**Records to process**
----
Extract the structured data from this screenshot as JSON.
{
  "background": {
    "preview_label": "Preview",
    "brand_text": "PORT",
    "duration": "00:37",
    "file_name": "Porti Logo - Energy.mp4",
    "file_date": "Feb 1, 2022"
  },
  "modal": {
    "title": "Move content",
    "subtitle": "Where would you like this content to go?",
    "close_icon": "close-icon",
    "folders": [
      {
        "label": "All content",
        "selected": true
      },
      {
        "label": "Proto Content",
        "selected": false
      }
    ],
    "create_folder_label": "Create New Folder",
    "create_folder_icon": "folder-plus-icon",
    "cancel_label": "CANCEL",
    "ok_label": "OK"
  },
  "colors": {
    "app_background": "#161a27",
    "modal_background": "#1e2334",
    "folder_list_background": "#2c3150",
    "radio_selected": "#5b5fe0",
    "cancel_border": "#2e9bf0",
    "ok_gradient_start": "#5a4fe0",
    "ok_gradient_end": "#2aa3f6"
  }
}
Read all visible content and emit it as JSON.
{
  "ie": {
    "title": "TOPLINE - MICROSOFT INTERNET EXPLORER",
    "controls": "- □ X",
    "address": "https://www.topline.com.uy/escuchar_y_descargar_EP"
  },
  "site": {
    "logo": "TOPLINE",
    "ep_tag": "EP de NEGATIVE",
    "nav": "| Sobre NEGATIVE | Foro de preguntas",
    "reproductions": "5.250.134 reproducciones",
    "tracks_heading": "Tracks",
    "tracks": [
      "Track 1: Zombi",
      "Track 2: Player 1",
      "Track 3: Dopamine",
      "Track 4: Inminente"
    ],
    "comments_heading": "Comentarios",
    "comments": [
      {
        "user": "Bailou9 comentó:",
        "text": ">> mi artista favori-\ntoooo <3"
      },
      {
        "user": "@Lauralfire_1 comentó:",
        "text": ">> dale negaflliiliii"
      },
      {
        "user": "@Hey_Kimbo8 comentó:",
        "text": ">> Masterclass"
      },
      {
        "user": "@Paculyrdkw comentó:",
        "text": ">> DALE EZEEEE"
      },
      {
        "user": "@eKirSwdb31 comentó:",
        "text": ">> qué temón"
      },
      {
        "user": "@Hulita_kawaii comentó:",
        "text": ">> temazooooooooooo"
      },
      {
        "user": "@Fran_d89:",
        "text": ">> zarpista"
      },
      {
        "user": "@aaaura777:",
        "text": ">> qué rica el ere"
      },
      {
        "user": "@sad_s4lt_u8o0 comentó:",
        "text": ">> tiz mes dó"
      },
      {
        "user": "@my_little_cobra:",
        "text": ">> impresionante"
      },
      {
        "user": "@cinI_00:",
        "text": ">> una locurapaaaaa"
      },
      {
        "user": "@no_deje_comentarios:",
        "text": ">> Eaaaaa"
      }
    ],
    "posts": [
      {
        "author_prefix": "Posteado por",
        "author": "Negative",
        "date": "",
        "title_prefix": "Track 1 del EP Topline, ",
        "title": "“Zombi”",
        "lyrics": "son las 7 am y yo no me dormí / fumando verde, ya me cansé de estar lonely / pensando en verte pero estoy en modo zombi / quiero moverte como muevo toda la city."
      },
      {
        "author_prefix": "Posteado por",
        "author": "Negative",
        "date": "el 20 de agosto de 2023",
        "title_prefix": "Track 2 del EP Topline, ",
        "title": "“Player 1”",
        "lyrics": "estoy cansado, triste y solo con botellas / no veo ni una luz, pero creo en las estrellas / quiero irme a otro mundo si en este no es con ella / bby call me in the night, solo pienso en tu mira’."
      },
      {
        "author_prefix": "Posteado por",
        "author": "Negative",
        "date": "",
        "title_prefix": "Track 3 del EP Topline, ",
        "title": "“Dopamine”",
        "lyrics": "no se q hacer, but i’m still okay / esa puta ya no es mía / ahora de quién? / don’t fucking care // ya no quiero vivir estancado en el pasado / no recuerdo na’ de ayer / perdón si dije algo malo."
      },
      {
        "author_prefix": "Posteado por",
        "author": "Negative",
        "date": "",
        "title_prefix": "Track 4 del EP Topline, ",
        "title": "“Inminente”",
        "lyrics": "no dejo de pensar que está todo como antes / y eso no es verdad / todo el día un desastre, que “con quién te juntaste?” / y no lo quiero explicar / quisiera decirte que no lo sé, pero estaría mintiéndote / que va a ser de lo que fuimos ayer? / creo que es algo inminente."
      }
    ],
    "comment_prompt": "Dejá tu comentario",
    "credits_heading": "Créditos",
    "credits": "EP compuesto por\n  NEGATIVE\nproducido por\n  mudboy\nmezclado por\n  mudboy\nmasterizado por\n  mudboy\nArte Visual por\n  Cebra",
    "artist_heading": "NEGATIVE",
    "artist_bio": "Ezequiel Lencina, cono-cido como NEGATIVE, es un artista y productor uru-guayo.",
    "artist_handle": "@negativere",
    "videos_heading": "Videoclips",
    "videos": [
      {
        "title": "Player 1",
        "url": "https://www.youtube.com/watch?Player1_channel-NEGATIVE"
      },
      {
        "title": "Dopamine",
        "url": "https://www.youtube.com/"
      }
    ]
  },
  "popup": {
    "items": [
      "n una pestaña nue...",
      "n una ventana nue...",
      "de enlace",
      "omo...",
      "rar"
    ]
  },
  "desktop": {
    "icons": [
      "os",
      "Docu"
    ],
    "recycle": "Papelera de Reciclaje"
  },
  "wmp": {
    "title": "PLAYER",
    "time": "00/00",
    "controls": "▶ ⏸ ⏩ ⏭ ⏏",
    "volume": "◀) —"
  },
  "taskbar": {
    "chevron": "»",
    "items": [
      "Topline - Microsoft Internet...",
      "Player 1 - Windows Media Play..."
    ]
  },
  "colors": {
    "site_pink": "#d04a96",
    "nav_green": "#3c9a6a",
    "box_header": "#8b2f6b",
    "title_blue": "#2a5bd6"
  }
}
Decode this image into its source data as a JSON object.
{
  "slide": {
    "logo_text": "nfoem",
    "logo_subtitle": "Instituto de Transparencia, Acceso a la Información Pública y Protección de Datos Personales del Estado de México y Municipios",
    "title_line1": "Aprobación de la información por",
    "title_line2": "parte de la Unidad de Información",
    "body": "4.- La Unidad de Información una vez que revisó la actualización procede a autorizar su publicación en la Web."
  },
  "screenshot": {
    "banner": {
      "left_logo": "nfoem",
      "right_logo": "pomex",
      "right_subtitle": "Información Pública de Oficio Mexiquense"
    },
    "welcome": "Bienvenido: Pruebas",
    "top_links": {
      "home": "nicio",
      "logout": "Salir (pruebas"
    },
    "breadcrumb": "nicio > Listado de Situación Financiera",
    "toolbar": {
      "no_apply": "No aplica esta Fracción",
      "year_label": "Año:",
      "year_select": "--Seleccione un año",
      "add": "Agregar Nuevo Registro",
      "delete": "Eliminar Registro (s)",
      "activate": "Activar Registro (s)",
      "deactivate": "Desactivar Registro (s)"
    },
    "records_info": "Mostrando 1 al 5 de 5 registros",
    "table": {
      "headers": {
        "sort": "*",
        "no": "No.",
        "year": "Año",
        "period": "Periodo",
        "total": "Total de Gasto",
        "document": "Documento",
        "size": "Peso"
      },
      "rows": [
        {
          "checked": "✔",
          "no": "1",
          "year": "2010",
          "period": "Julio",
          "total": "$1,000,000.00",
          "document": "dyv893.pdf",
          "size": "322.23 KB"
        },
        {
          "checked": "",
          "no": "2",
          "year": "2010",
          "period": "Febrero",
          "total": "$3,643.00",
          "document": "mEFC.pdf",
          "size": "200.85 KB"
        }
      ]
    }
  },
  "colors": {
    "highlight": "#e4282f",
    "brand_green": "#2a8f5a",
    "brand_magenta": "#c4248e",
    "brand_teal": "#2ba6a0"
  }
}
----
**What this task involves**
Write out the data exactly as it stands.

**Problem solution**
Extract the structured data from this screenshot as JSON.
{
  "background": {
    "preview_label": "Preview",
    "brand_text": "PORT",
    "duration": "00:37",
    "file_name": "Porti Logo - Energy.mp4",
    "file_date": "Feb 1, 2022"
  },
  "modal": {
    "title": "Move content",
    "subtitle": "Where would you like this content to go?",
    "close_icon": "close-icon",
    "folders": [
      {
        "label": "All content",
        "selected": true
      },
      {
        "label": "Proto Content",
        "selected": false
      }
    ],
    "create_folder_label": "Create New Folder",
    "create_folder_icon": "folder-plus-icon",
    "cancel_label": "CANCEL",
    "ok_label": "OK"
  },
  "colors": {
    "app_background": "#161a27",
    "modal_background": "#1e2334",
    "folder_list_background": "#2c3150",
    "radio_selected": "#5b5fe0",
    "cancel_border": "#2e9bf0",
    "ok_gradient_start": "#5a4fe0",
    "ok_gradient_end": "#2aa3f6"
  }
}
Read all visible content and emit it as JSON.
{
  "ie": {
    "title": "TOPLINE - MICROSOFT INTERNET EXPLORER",
    "controls": "- □ X",
    "address": "https://www.topline.com.uy/escuchar_y_descargar_EP"
  },
  "site": {
    "logo": "TOPLINE",
    "ep_tag": "EP de NEGATIVE",
    "nav": "| Sobre NEGATIVE | Foro de preguntas",
    "reproductions": "5.250.134 reproducciones",
    "tracks_heading": "Tracks",
    "tracks": [
      "Track 1: Zombi",
      "Track 2: Player 1",
      "Track 3: Dopamine",
      "Track 4: Inminente"
    ],
    "comments_heading": "Comentarios",
    "comments": [
      {
        "user": "Bailou9 comentó:",
        "text": ">> mi artista favori-\ntoooo <3"
      },
      {
        "user": "@Lauralfire_1 comentó:",
        "text": ">> dale negaflliiliii"
      },
      {
        "user": "@Hey_Kimbo8 comentó:",
        "text": ">> Masterclass"
      },
      {
        "user": "@Paculyrdkw comentó:",
        "text": ">> DALE EZEEEE"
      },
      {
        "user": "@eKirSwdb31 comentó:",
        "text": ">> qué temón"
      },
      {
        "user": "@Hulita_kawaii comentó:",
        "text": ">> temazooooooooooo"
      },
      {
        "user": "@Fran_d89:",
        "text": ">> zarpista"
      },
      {
        "user": "@aaaura777:",
        "text": ">> qué rica el ere"
      },
      {
        "user": "@sad_s4lt_u8o0 comentó:",
        "text": ">> tiz mes dó"
      },
      {
        "user": "@my_little_cobra:",
        "text": ">> impresionante"
      },
      {
        "user": "@cinI_00:",
        "text": ">> una locurapaaaaa"
      },
      {
        "user": "@no_deje_comentarios:",
        "text": ">> Eaaaaa"
      }
    ],
    "posts": [
      {
        "author_prefix": "Posteado por",
        "author": "Negative",
        "date": "",
        "title_prefix": "Track 1 del EP Topline, ",
        "title": "“Zombi”",
        "lyrics": "son las 7 am y yo no me dormí / fumando verde, ya me cansé de estar lonely / pensando en verte pero estoy en modo zombi / quiero moverte como muevo toda la city."
      },
      {
        "author_prefix": "Posteado por",
        "author": "Negative",
        "date": "el 20 de agosto de 2023",
        "title_prefix": "Track 2 del EP Topline, ",
        "title": "“Player 1”",
        "lyrics": "estoy cansado, triste y solo con botellas / no veo ni una luz, pero creo en las estrellas / quiero irme a otro mundo si en este no es con ella / bby call me in the night, solo pienso en tu mira’."
      },
      {
        "author_prefix": "Posteado por",
        "author": "Negative",
        "date": "",
        "title_prefix": "Track 3 del EP Topline, ",
        "title": "“Dopamine”",
        "lyrics": "no se q hacer, but i’m still okay / esa puta ya no es mía / ahora de quién? / don’t fucking care // ya no quiero vivir estancado en el pasado / no recuerdo na’ de ayer / perdón si dije algo malo."
      },
      {
        "author_prefix": "Posteado por",
        "author": "Negative",
        "date": "",
        "title_prefix": "Track 4 del EP Topline, ",
        "title": "“Inminente”",
        "lyrics": "no dejo de pensar que está todo como antes / y eso no es verdad / todo el día un desastre, que “con quién te juntaste?” / y no lo quiero explicar / quisiera decirte que no lo sé, pero estaría mintiéndote / que va a ser de lo que fuimos ayer? / creo que es algo inminente."
      }
    ],
    "comment_prompt": "Dejá tu comentario",
    "credits_heading": "Créditos",
    "credits": "EP compuesto por\n  NEGATIVE\nproducido por\n  mudboy\nmezclado por\n  mudboy\nmasterizado por\n  mudboy\nArte Visual por\n  Cebra",
    "artist_heading": "NEGATIVE",
    "artist_bio": "Ezequiel Lencina, cono-cido como NEGATIVE, es un artista y productor uru-guayo.",
    "artist_handle": "@negativere",
    "videos_heading": "Videoclips",
    "videos": [
      {
        "title": "Player 1",
        "url": "https://www.youtube.com/watch?Player1_channel-NEGATIVE"
      },
      {
        "title": "Dopamine",
        "url": "https://www.youtube.com/"
      }
    ]
  },
  "popup": {
    "items": [
      "n una pestaña nue...",
      "n una ventana nue...",
      "de enlace",
      "omo...",
      "rar"
    ]
  },
  "desktop": {
    "icons": [
      "os",
      "Docu"
    ],
    "recycle": "Papelera de Reciclaje"
  },
  "wmp": {
    "title": "PLAYER",
    "time": "00/00",
    "controls": "▶ ⏸ ⏩ ⏭ ⏏",
    "volume": "◀) —"
  },
  "taskbar": {
    "chevron": "»",
    "items": [
      "Topline - Microsoft Internet...",
      "Player 1 - Windows Media Play..."
    ]
  },
  "colors": {
    "site_pink": "#d04a96",
    "nav_green": "#3c9a6a",
    "box_header": "#8b2f6b",
    "title_blue": "#2a5bd6"
  }
}
Decode this image into its source data as a JSON object.
{
  "slide": {
    "logo_text": "nfoem",
    "logo_subtitle": "Instituto de Transparencia, Acceso a la Información Pública y Protección de Datos Personales del Estado de México y Municipios",
    "title_line1": "Aprobación de la información por",
    "title_line2": "parte de la Unidad de Información",
    "body": "4.- La Unidad de Información una vez que revisó la actualización procede a autorizar su publicación en la Web."
  },
  "screenshot": {
    "banner": {
      "left_logo": "nfoem",
      "right_logo": "pomex",
      "right_subtitle": "Información Pública de Oficio Mexiquense"
    },
    "welcome": "Bienvenido: Pruebas",
    "top_links": {
      "home": "nicio",
      "logout": "Salir (pruebas"
    },
    "breadcrumb": "nicio > Listado de Situación Financiera",
    "toolbar": {
      "no_apply": "No aplica esta Fracción",
      "year_label": "Año:",
      "year_select": "--Seleccione un año",
      "add": "Agregar Nuevo Registro",
      "delete": "Eliminar Registro (s)",
      "activate": "Activar Registro (s)",
      "deactivate": "Desactivar Registro (s)"
    },
    "records_info": "Mostrando 1 al 5 de 5 registros",
    "table": {
      "headers": {
        "sort": "*",
        "no": "No.",
        "year": "Año",
        "period": "Periodo",
        "total": "Total de Gasto",
        "document": "Documento",
        "size": "Peso"
      },
      "rows": [
        {
          "checked": "✔",
          "no": "1",
          "year": "2010",
          "period": "Julio",
          "total": "$1,000,000.00",
          "document": "dyv893.pdf",
          "size": "322.23 KB"
        },
        {
          "checked": "",
          "no": "2",
          "year": "2010",
          "period": "Febrero",
          "total": "$3,643.00",
          "document": "mEFC.pdf",
          "size": "200.85 KB"
        }
      ]
    }
  },
  "colors": {
    "highlight": "#e4282f",
    "brand_green": "#2a8f5a",
    "brand_magenta": "#c4248e",
    "brand_teal": "#2ba6a0"
  }
}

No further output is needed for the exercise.